(App and web page records)
++++++

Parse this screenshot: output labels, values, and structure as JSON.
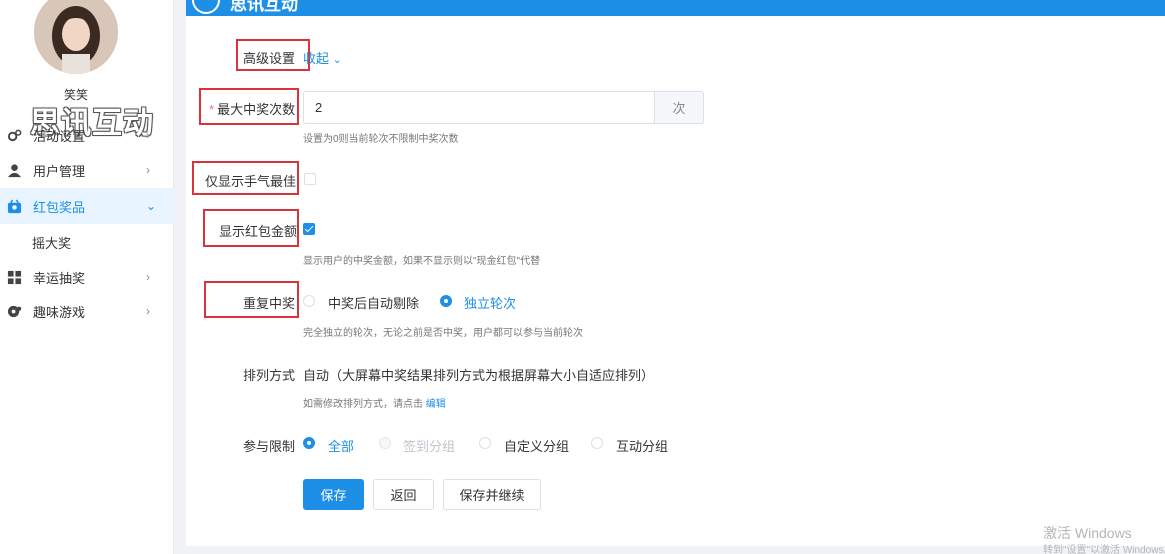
{
  "user": {
    "name": "笑笑"
  },
  "watermark": "思讯互动",
  "topbar": {
    "brand": "思讯互动",
    "right_item_1": "",
    "right_item_2": ""
  },
  "sidebar": {
    "items": [
      {
        "label": "活动设置",
        "icon": "gear-icon"
      },
      {
        "label": "用户管理",
        "icon": "user-icon"
      },
      {
        "label": "红包奖品",
        "icon": "gift-icon",
        "active": true
      },
      {
        "label": "幸运抽奖",
        "icon": "grid-icon"
      },
      {
        "label": "趣味游戏",
        "icon": "gamepad-icon"
      }
    ],
    "sub_items": [
      {
        "label": "摇大奖"
      }
    ]
  },
  "form": {
    "advanced": {
      "label": "高级设置",
      "toggle": "收起"
    },
    "max_wins": {
      "label": "最大中奖次数",
      "value": "2",
      "unit": "次",
      "hint": "设置为0则当前轮次不限制中奖次数"
    },
    "best_luck_only": {
      "label": "仅显示手气最佳",
      "checked": false
    },
    "show_amount": {
      "label": "显示红包金额",
      "checked": true,
      "hint": "显示用户的中奖金额，如果不显示则以\"现金红包\"代替"
    },
    "repeat_win": {
      "label": "重复中奖",
      "options": [
        "中奖后自动剔除",
        "独立轮次"
      ],
      "selected": "独立轮次",
      "hint": "完全独立的轮次，无论之前是否中奖，用户都可以参与当前轮次"
    },
    "arrangement": {
      "label": "排列方式",
      "value": "自动（大屏幕中奖结果排列方式为根据屏幕大小自适应排列）",
      "hint_prefix": "如需修改排列方式，请点击",
      "hint_link": "编辑"
    },
    "participation": {
      "label": "参与限制",
      "options": [
        "全部",
        "签到分组",
        "自定义分组",
        "互动分组"
      ],
      "selected": "全部",
      "disabled": [
        "签到分组"
      ]
    }
  },
  "buttons": {
    "save": "保存",
    "back": "返回",
    "save_continue": "保存并继续"
  },
  "windows_watermark": {
    "line1": "激活 Windows",
    "line2": "转到\"设置\"以激活 Windows。"
  },
  "colors": {
    "accent": "#1e8fe6",
    "highlight_box": "#d9343b",
    "required": "#f56c6c"
  }
}
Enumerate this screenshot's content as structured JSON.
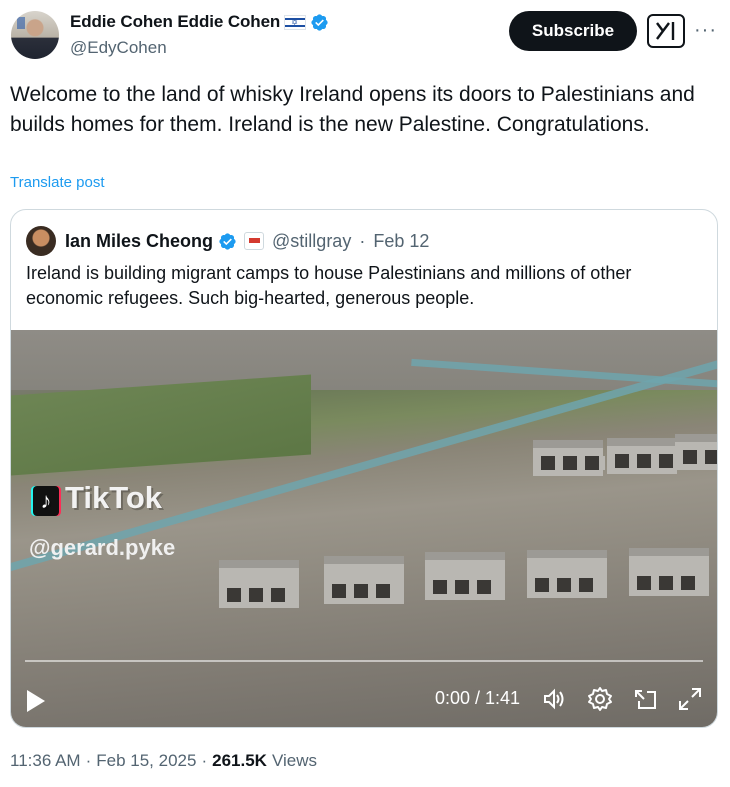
{
  "author": {
    "display_name": "Eddie Cohen Eddie Cohen",
    "handle": "@EdyCohen"
  },
  "actions": {
    "subscribe_label": "Subscribe",
    "more_label": "···"
  },
  "tweet": {
    "text": "Welcome to the land of whisky Ireland opens its doors to Palestinians and builds homes for them. Ireland is the new Palestine. Congratulations.",
    "translate_label": "Translate post"
  },
  "quoted": {
    "display_name": "Ian Miles Cheong",
    "handle": "@stillgray",
    "date": "Feb 12",
    "separator": "·",
    "text": "Ireland is building migrant camps to house Palestinians and millions of other economic refugees. Such big-hearted, generous people."
  },
  "video": {
    "watermark_brand": "TikTok",
    "watermark_user": "@gerard.pyke",
    "time_display": "0:00 / 1:41",
    "progress": 0
  },
  "meta": {
    "time": "11:36 AM",
    "date": "Feb 15, 2025",
    "separator": "·",
    "views_count": "261.5K",
    "views_label": "Views"
  },
  "colors": {
    "text": "#0f1419",
    "secondary": "#536471",
    "link": "#1d9bf0",
    "verified": "#1d9bf0",
    "border": "#cfd9de"
  }
}
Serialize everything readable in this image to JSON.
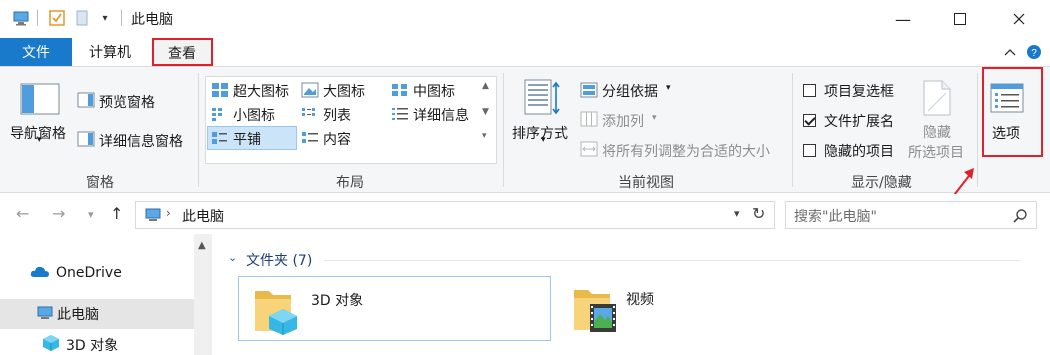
{
  "window": {
    "title": "此电脑",
    "minimize": "—",
    "maximize": "☐",
    "close": "✕"
  },
  "tabs": {
    "file": "文件",
    "computer": "计算机",
    "view": "查看"
  },
  "ribbon": {
    "panes": {
      "nav_pane": "导航窗格",
      "preview_pane": "预览窗格",
      "details_pane": "详细信息窗格",
      "label": "窗格"
    },
    "layout": {
      "extra_large": "超大图标",
      "large": "大图标",
      "medium": "中图标",
      "small": "小图标",
      "list": "列表",
      "details": "详细信息",
      "tiles": "平铺",
      "content": "内容",
      "label": "布局"
    },
    "current_view": {
      "sort_by": "排序方式",
      "group_by": "分组依据",
      "add_columns": "添加列",
      "size_all_columns": "将所有列调整为合适的大小",
      "label": "当前视图"
    },
    "show_hide": {
      "item_checkboxes": "项目复选框",
      "file_extensions": "文件扩展名",
      "hidden_items": "隐藏的项目",
      "hide_selected_line1": "隐藏",
      "hide_selected_line2": "所选项目",
      "label": "显示/隐藏",
      "checkbox_states": {
        "item_checkboxes": false,
        "file_extensions": true,
        "hidden_items": false
      }
    },
    "options": "选项"
  },
  "address": {
    "path": "此电脑",
    "search_placeholder": "搜索\"此电脑\""
  },
  "nav_pane": {
    "items": [
      {
        "label": "OneDrive"
      },
      {
        "label": "此电脑"
      },
      {
        "label": "3D 对象"
      }
    ]
  },
  "content": {
    "group_header": "文件夹 (7)",
    "folders": [
      {
        "name": "3D 对象"
      },
      {
        "name": "视频"
      }
    ]
  },
  "colors": {
    "accent": "#1979ca",
    "highlight_border": "#e0202a",
    "selection_bg": "#cce4f7"
  }
}
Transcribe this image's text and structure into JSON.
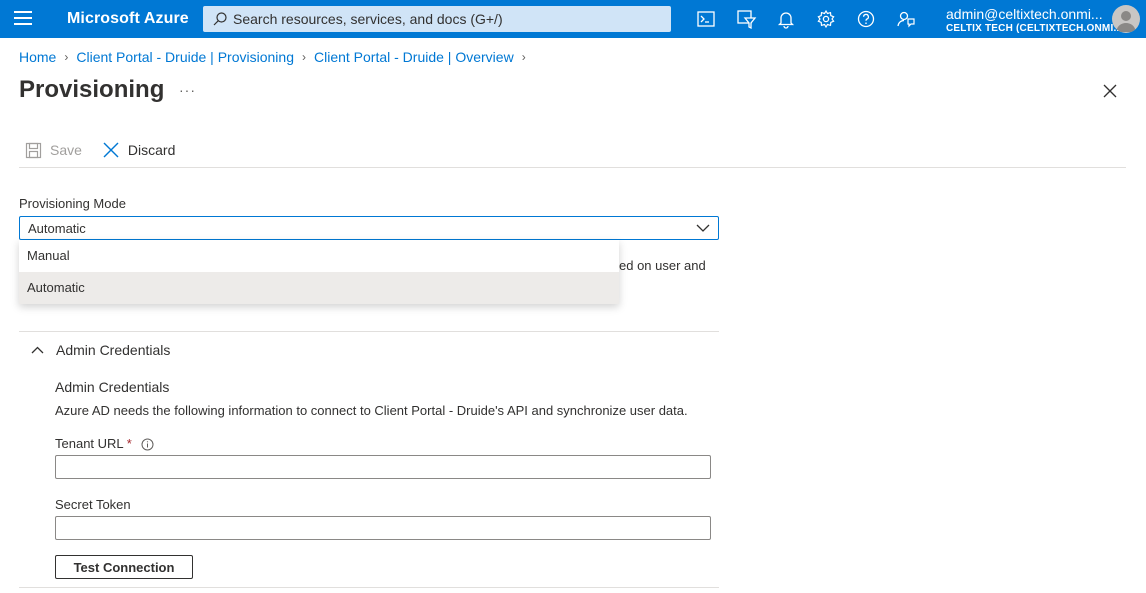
{
  "topbar": {
    "brand": "Microsoft Azure",
    "search_placeholder": "Search resources, services, and docs (G+/)",
    "account_email": "admin@celtixtech.onmi...",
    "account_tenant": "CELTIX TECH (CELTIXTECH.ONMI...",
    "icons": [
      "cloud-shell-icon",
      "directory-filter-icon",
      "notifications-icon",
      "settings-icon",
      "help-icon",
      "feedback-icon"
    ],
    "color": "#0078d4"
  },
  "breadcrumb": [
    {
      "label": "Home"
    },
    {
      "label": "Client Portal - Druide | Provisioning"
    },
    {
      "label": "Client Portal - Druide | Overview"
    }
  ],
  "page": {
    "title": "Provisioning",
    "more": "···"
  },
  "toolbar": {
    "save_label": "Save",
    "discard_label": "Discard"
  },
  "provisioning_mode": {
    "label": "Provisioning Mode",
    "selected": "Automatic",
    "options": [
      "Manual",
      "Automatic"
    ],
    "partial_description": "ed on user and"
  },
  "admin_credentials": {
    "section_title": "Admin Credentials",
    "heading": "Admin Credentials",
    "description": "Azure AD needs the following information to connect to Client Portal - Druide's API and synchronize user data.",
    "tenant_url_label": "Tenant URL",
    "required_mark": "*",
    "tenant_url_value": "",
    "secret_token_label": "Secret Token",
    "secret_token_value": "",
    "test_button": "Test Connection"
  }
}
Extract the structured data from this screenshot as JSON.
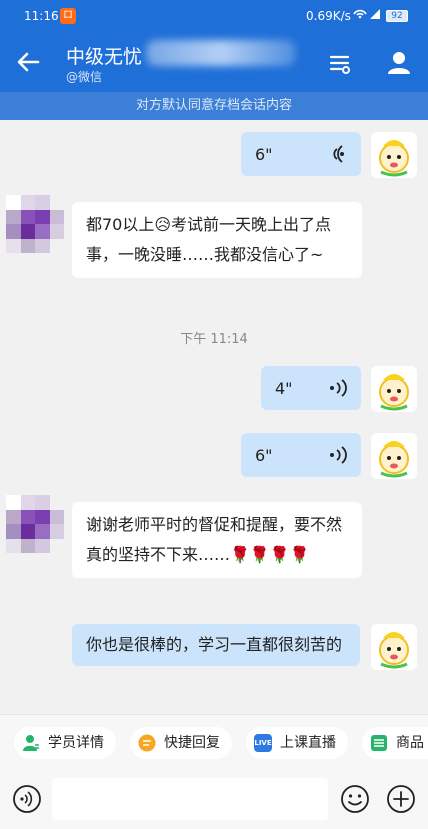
{
  "status_bar": {
    "time": "11:16",
    "notification_glyph": "ロ",
    "speed": "0.69K/s",
    "signal_icons": "⦻ ▾ ▮",
    "battery": "92"
  },
  "header": {
    "title": "中级无忧",
    "subtitle": "@微信"
  },
  "notice": "对方默认同意存档会话内容",
  "messages": {
    "m1": {
      "duration": "6\""
    },
    "m2": {
      "text": "都70以上😥考试前一天晚上出了点事，一晚没睡……我都没信心了~"
    },
    "timestamp": "下午 11:14",
    "m3": {
      "duration": "4\""
    },
    "m4": {
      "duration": "6\""
    },
    "m5": {
      "text": "谢谢老师平时的督促和提醒，要不然真的坚持不下来……🌹🌹🌹🌹"
    },
    "m6": {
      "text": "你也是很棒的，学习一直都很刻苦的"
    }
  },
  "quick_actions": {
    "student_details": "学员详情",
    "quick_reply": "快捷回复",
    "live_class": "上课直播",
    "live_badge": "LIVE",
    "products": "商品"
  },
  "input": {
    "placeholder": ""
  },
  "colors": {
    "header_blue": "#1f6fd8",
    "notice_blue": "#3b7fd9",
    "outgoing_bubble": "#cce4fb",
    "incoming_bubble": "#ffffff",
    "student_icon": "#27b36a",
    "reply_icon": "#f5a623",
    "live_icon": "#2d7be0",
    "product_icon": "#27b36a"
  }
}
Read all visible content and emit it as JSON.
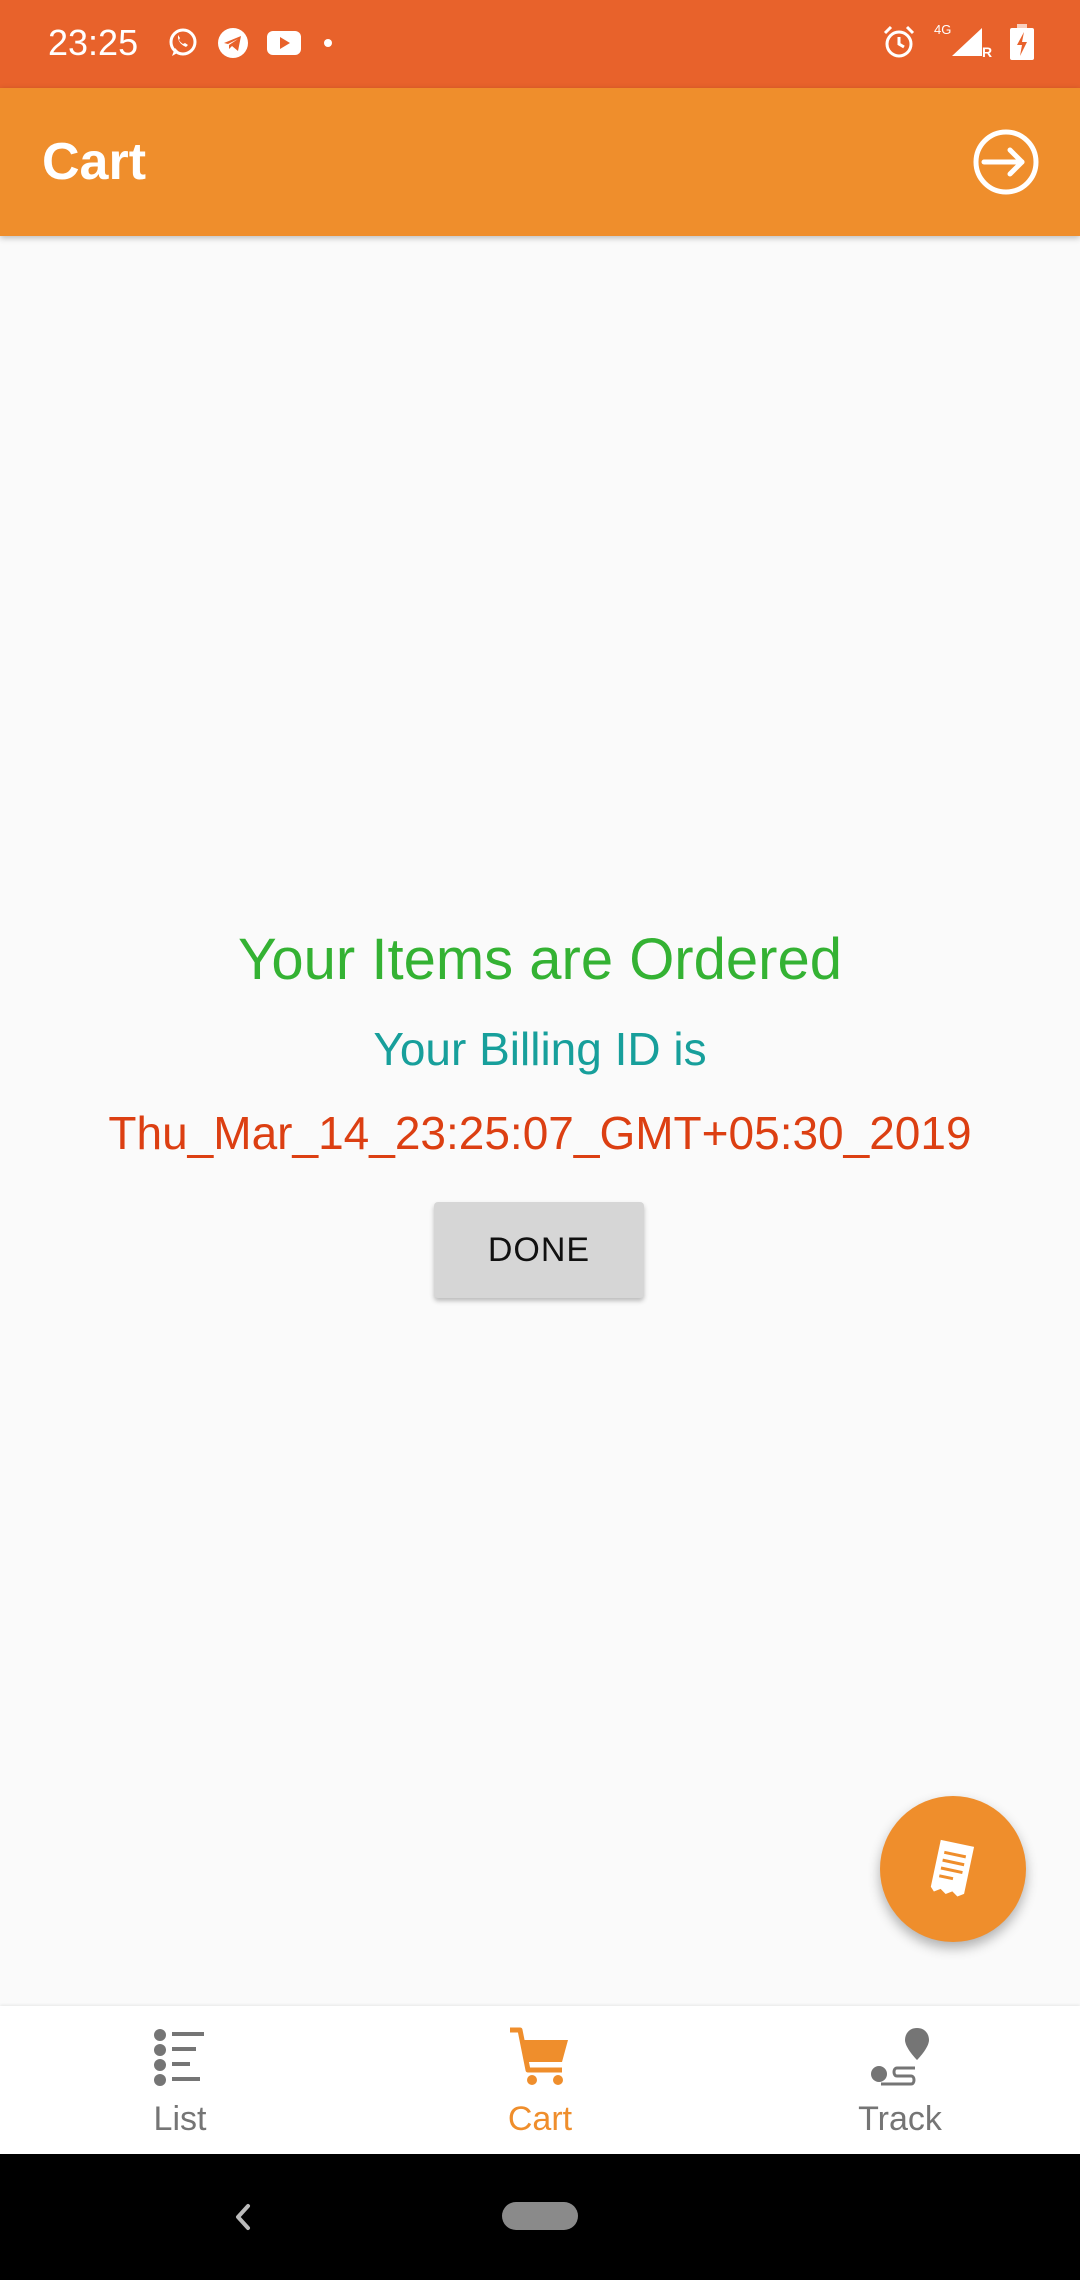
{
  "status_bar": {
    "time": "23:25",
    "left_icons": [
      "whatsapp-icon",
      "telegram-icon",
      "youtube-icon",
      "dot-icon"
    ],
    "right_icons": [
      "alarm-icon",
      "signal-4g-icon",
      "battery-charging-icon"
    ],
    "network_label": "4G",
    "roaming_label": "R"
  },
  "app_bar": {
    "title": "Cart",
    "action_icon": "logout-icon"
  },
  "main": {
    "ordered_title": "Your Items are Ordered",
    "billing_label": "Your Billing ID is",
    "billing_id": "Thu_Mar_14_23:25:07_GMT+05:30_2019",
    "done_label": "DONE"
  },
  "fab": {
    "icon": "receipt-icon"
  },
  "bottom_nav": {
    "items": [
      {
        "label": "List",
        "icon": "list-icon",
        "active": false
      },
      {
        "label": "Cart",
        "icon": "cart-icon",
        "active": true
      },
      {
        "label": "Track",
        "icon": "track-icon",
        "active": false
      }
    ]
  },
  "colors": {
    "status_bar": "#E8622B",
    "app_bar": "#EF8E2C",
    "ordered_text": "#34B233",
    "billing_label_text": "#179F9B",
    "billing_id_text": "#DC3F12",
    "nav_active": "#EF8E2C",
    "nav_inactive": "#757575"
  }
}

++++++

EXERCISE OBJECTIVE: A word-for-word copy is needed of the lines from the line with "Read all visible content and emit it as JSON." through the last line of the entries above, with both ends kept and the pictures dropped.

ANSWER TO THE EXERCISE:
Read all visible content and emit it as JSON.
{
  "status_bar": {
    "time": "23:25",
    "left_icons": [
      "whatsapp-icon",
      "telegram-icon",
      "youtube-icon",
      "dot-icon"
    ],
    "right_icons": [
      "alarm-icon",
      "signal-4g-icon",
      "battery-charging-icon"
    ],
    "network_label": "4G",
    "roaming_label": "R"
  },
  "app_bar": {
    "title": "Cart",
    "action_icon": "logout-icon"
  },
  "main": {
    "ordered_title": "Your Items are Ordered",
    "billing_label": "Your Billing ID is",
    "billing_id": "Thu_Mar_14_23:25:07_GMT+05:30_2019",
    "done_label": "DONE"
  },
  "fab": {
    "icon": "receipt-icon"
  },
  "bottom_nav": {
    "items": [
      {
        "label": "List",
        "icon": "list-icon",
        "active": false
      },
      {
        "label": "Cart",
        "icon": "cart-icon",
        "active": true
      },
      {
        "label": "Track",
        "icon": "track-icon",
        "active": false
      }
    ]
  },
  "colors": {
    "status_bar": "#E8622B",
    "app_bar": "#EF8E2C",
    "ordered_text": "#34B233",
    "billing_label_text": "#179F9B",
    "billing_id_text": "#DC3F12",
    "nav_active": "#EF8E2C",
    "nav_inactive": "#757575"
  }
}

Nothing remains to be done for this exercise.